Sunday, June 17, 2007

From Skidmore to Gonzalez to DeStefano

Crain's Chicago Business has a report today that Gonzalez Partners, the 10-person firm headed by architect Joseph Gonzalez, is being absorbed by DeStefano & Partners, Ltd, where Gonzalez becomes a design principal. Both Gonzelez and James DeStefano are alumnus of Skidmore, Owings and Merrill.

I'll always remember Gonzalez as the guy (and if my memory is faulty, I hope someone will correct me) who came out to the hearings on the 1911 Chicago and Northwestern terminal and said that since all the really great stations had already been demolished, it was ok to throw away the Chicago and Northwestern - the last complete and functioning example of the great depots - because it wasn't quite up to the standard of the ones we had wrecked already. While at SOM, Gonzalez designed two of the more graceful skyscrapers of the Post-Modern era, One North Franklin and 303 West Madison, notwithstanding the fact that columns of 303's penthouse arcade shelter, not windows and a balcony, but supersized air vents.

Among Gonzalez's recent projects is the new Little Village High School, opened in 2005, and new Brown Line stations at Sedgewick, Armitage and Chicago, currently under construction.

9 comments:

Pete said...

At least Gonzalez hid those air vents better than the designer of Chase Tower (First National Plaza) did. I just noticed recently how obtrusive the vents are in the latter building, making it look blocky and disrupting the tower's otherwise graceful vertical curve.

Anonymous said...

At the hearing for Mies van der Rohe's Arts Club interior, Gonzalez remarked that he had had lunch at the club once with Gordon Bunschaft. And that Gordon said, "This is not one of Mies' finer works."

Anonymous said...

I think the scandal broke in the Chicago Tribune on Christmas Eve 1998, that Gonzales, appointed as head of something like the Landmarks Commission for Chicago, and instrumental in the demolition of significant historical works, had lied about completing the professional master of architecture degree as well as being licensed as an architect. Soon after, all the employees at SOM, which was in the process of becoming a LLP and was therefore exposed to liability for malpractice, were called into a closed meeting where the other principals informed all of us that he would be on "leave of absence", ostensibly to complete the missing thesis / degree / license. I made a joke to my supervisor that if they pass out kool-aid to us all, we should not drink it. Gonzales started his own firm soon thereafter, taking some of the mainstays at SOM with him, and never returned to SOM. As a young intern architect, I found it all scandalous.

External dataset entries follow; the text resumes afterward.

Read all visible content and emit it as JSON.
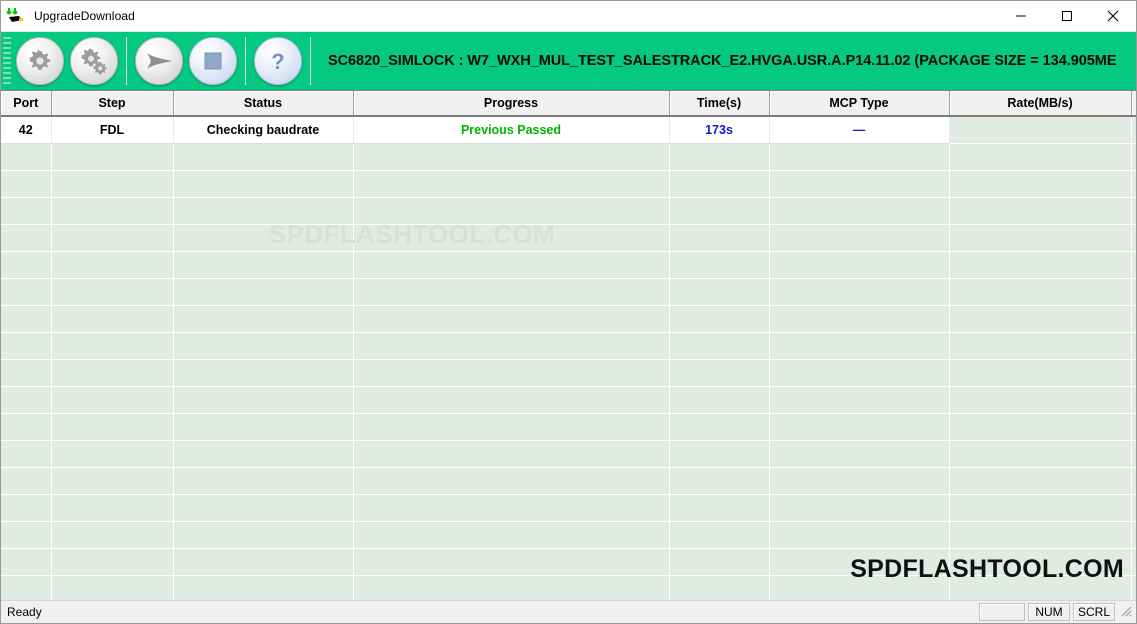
{
  "window": {
    "title": "UpgradeDownload",
    "icon": "download-chip-icon",
    "controls": {
      "minimize": "minimize-icon",
      "maximize": "maximize-icon",
      "close": "close-icon"
    }
  },
  "toolbar": {
    "accent_color": "#05c882",
    "buttons": [
      {
        "name": "settings-button",
        "icon": "gear-icon",
        "style": "grey"
      },
      {
        "name": "advanced-settings-button",
        "icon": "double-gear-icon",
        "style": "grey"
      },
      {
        "name": "start-download-button",
        "icon": "play-arrow-icon",
        "style": "grey"
      },
      {
        "name": "stop-download-button",
        "icon": "stop-square-icon",
        "style": "blue"
      },
      {
        "name": "help-button",
        "icon": "question-mark-icon",
        "style": "blue"
      }
    ],
    "title": "SC6820_SIMLOCK : W7_WXH_MUL_TEST_SALESTRACK_E2.HVGA.USR.A.P14.11.02 (PACKAGE SIZE = 134.905ME"
  },
  "grid": {
    "columns": [
      "Port",
      "Step",
      "Status",
      "Progress",
      "Time(s)",
      "MCP Type",
      "Rate(MB/s)"
    ],
    "rows": [
      {
        "port": "42",
        "step": "FDL",
        "status": "Checking baudrate",
        "progress": "Previous Passed",
        "time": "173s",
        "mcp_type": "—",
        "rate": ""
      }
    ],
    "colors": {
      "cell_background": "#e2ebe3",
      "progress_text": "#00b400",
      "time_text": "#1717d8",
      "mcp_text": "#1717d8"
    },
    "empty_row_count": 18
  },
  "watermarks": {
    "top": "SPDFLASHTOOL.COM",
    "bottom": "SPDFLASHTOOL.COM"
  },
  "statusbar": {
    "message": "Ready",
    "indicators": [
      "NUM",
      "SCRL"
    ]
  }
}
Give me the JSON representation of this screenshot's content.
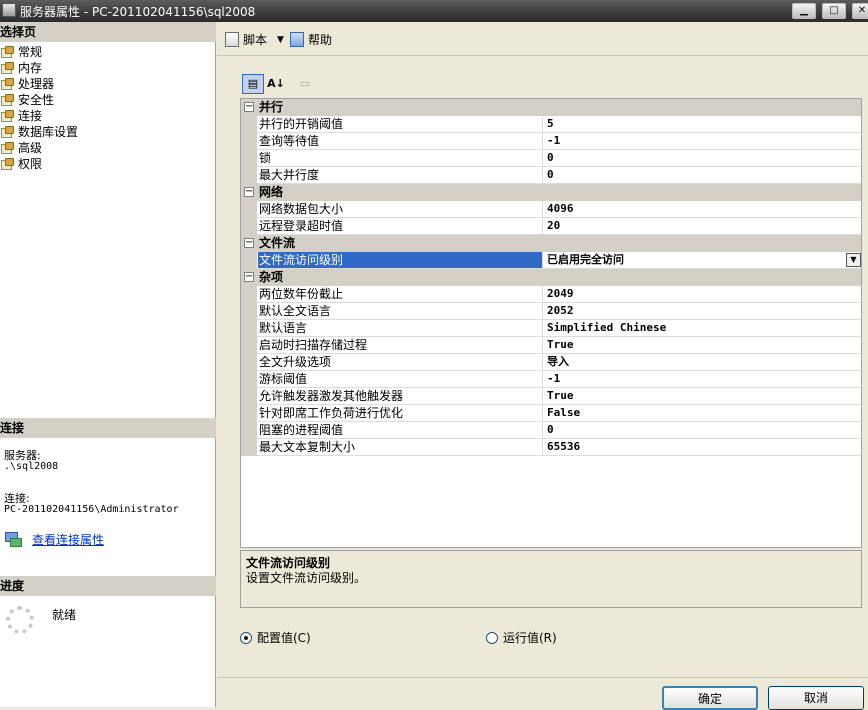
{
  "window": {
    "title": "服务器属性 - PC-201102041156\\sql2008",
    "min_glyph": "▁",
    "max_glyph": "□",
    "close_glyph": "✕"
  },
  "sidebar": {
    "select_page_header": "选择页",
    "pages": [
      {
        "label": "常规",
        "icon": "page-icon"
      },
      {
        "label": "内存",
        "icon": "page-icon"
      },
      {
        "label": "处理器",
        "icon": "page-icon"
      },
      {
        "label": "安全性",
        "icon": "page-icon"
      },
      {
        "label": "连接",
        "icon": "page-icon"
      },
      {
        "label": "数据库设置",
        "icon": "page-icon"
      },
      {
        "label": "高级",
        "icon": "page-icon"
      },
      {
        "label": "权限",
        "icon": "page-icon"
      }
    ],
    "connection_header": "连接",
    "server_label": "服务器:",
    "server_value": ".\\sql2008",
    "connection_label": "连接:",
    "connection_value": "PC-201102041156\\Administrator",
    "view_connection_link": "查看连接属性",
    "progress_header": "进度",
    "progress_status": "就绪"
  },
  "toolbar": {
    "script_label": "脚本",
    "script_dropdown": "▼",
    "help_label": "帮助"
  },
  "sortbar": {
    "categorized_glyph": "▤",
    "alpha_glyph": "A↓",
    "pages_glyph": "▭"
  },
  "grid": {
    "categories": [
      {
        "name": "并行",
        "toggle": "−",
        "rows": [
          {
            "name": "并行的开销阈值",
            "value": "5"
          },
          {
            "name": "查询等待值",
            "value": "-1"
          },
          {
            "name": "锁",
            "value": "0"
          },
          {
            "name": "最大并行度",
            "value": "0"
          }
        ]
      },
      {
        "name": "网络",
        "toggle": "−",
        "rows": [
          {
            "name": "网络数据包大小",
            "value": "4096"
          },
          {
            "name": "远程登录超时值",
            "value": "20"
          }
        ]
      },
      {
        "name": "文件流",
        "toggle": "−",
        "rows": [
          {
            "name": "文件流访问级别",
            "value": "已启用完全访问",
            "selected": true
          }
        ]
      },
      {
        "name": "杂项",
        "toggle": "−",
        "rows": [
          {
            "name": "两位数年份截止",
            "value": "2049"
          },
          {
            "name": "默认全文语言",
            "value": "2052"
          },
          {
            "name": "默认语言",
            "value": "Simplified Chinese"
          },
          {
            "name": "启动时扫描存储过程",
            "value": "True"
          },
          {
            "name": "全文升级选项",
            "value": "导入"
          },
          {
            "name": "游标阈值",
            "value": "-1"
          },
          {
            "name": "允许触发器激发其他触发器",
            "value": "True"
          },
          {
            "name": "针对即席工作负荷进行优化",
            "value": "False"
          },
          {
            "name": "阻塞的进程阈值",
            "value": "0"
          },
          {
            "name": "最大文本复制大小",
            "value": "65536"
          }
        ]
      }
    ],
    "dropdown_glyph": "▼"
  },
  "description": {
    "title": "文件流访问级别",
    "text": "设置文件流访问级别。"
  },
  "options": {
    "configured_label": "配置值(C)",
    "running_label": "运行值(R)",
    "selected": "configured"
  },
  "buttons": {
    "ok_label": "确定",
    "cancel_label": "取消"
  }
}
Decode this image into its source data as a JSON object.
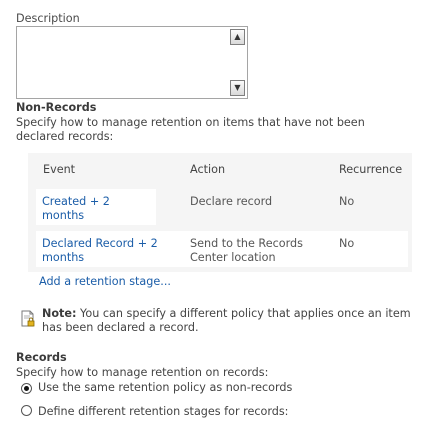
{
  "description": {
    "label": "Description",
    "value": ""
  },
  "non_records": {
    "title": "Non-Records",
    "description": "Specify how to manage retention on items that have not been declared records:",
    "table": {
      "headers": [
        "Event",
        "Action",
        "Recurrence"
      ],
      "rows": [
        {
          "event": "Created + 2 months",
          "action": "Declare record",
          "recurrence": "No"
        },
        {
          "event": "Declared Record + 2 months",
          "action": "Send to the Records Center location",
          "recurrence": "No"
        }
      ]
    },
    "add_stage_link": "Add a retention stage..."
  },
  "note": {
    "label": "Note:",
    "text": " You can specify a different policy that applies once an item has been declared a record."
  },
  "records": {
    "title": "Records",
    "description": "Specify how to manage retention on records:",
    "options": [
      {
        "label": "Use the same retention policy as non-records",
        "selected": true
      },
      {
        "label": "Define different retention stages for records:",
        "selected": false
      }
    ]
  },
  "icons": {
    "scroll_up": "scroll-up-arrow",
    "scroll_down": "scroll-down-arrow",
    "note": "document-lock-note-icon"
  }
}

Anonymous said...

It was Christmas day, actually. Happy holiday!

Anonymous said...

The guy is a undeserving buffoon!

Howard Roark said...

LOOKS LIKE THE AIA IS PICKING FROM THE BOTTOM OF THE BARREL THESE DAYS.

Joseph Gonazlez....FAIA????


February 26, 2009
The Chicago Seven (plus one): Eight make the AIA's College of Fellows.

The American Institute of Architects has just announced that 112 of its members, including eight from Chicago, have been named to the institute's College of Fellows. The honor is "awarded to members who have made significant conributions to the profession," the AIA says in a news release.

The new fellows will be recognized as a ceremony at San Francisco's Grace Cathedral on May 1 during this year's national AIA convention.

Lynn Becker said...

". . . will be recognized as a ceremony at San Francisco's Grace Cathedral."

maybe he'll take the opportunity to seek absolution for his sins.

Anonymous said...

Clearly, "Howard Roark" (wtf?) you have not worked with Joe Gonzalez. I have and have found him to be remarkably talented and collaborative. I don't fully understand or condone his past actions, but I don't hold them against him either. He is hardly "bottom of the barrel." Frankly, I think people, especially architects, who blog about others being "bottom of the barrel" are already right there themselves.
In my opinion, the architecture profession is a better place with Gonzalez in it. I would look forward to any opportunity to work with him again.

OC said...

Roark,
its not going to do you any good trying to knock the guy down. He's tuff enough to sit down, read these comments, smirk about it, and go on his daily business. I guarantee it!
I have worked with Gonzalez as a designer at DeStefano and I support AIA for making him a fellow, he has some good work and is modest about it.
However working with Gonzalez once, was enough for me.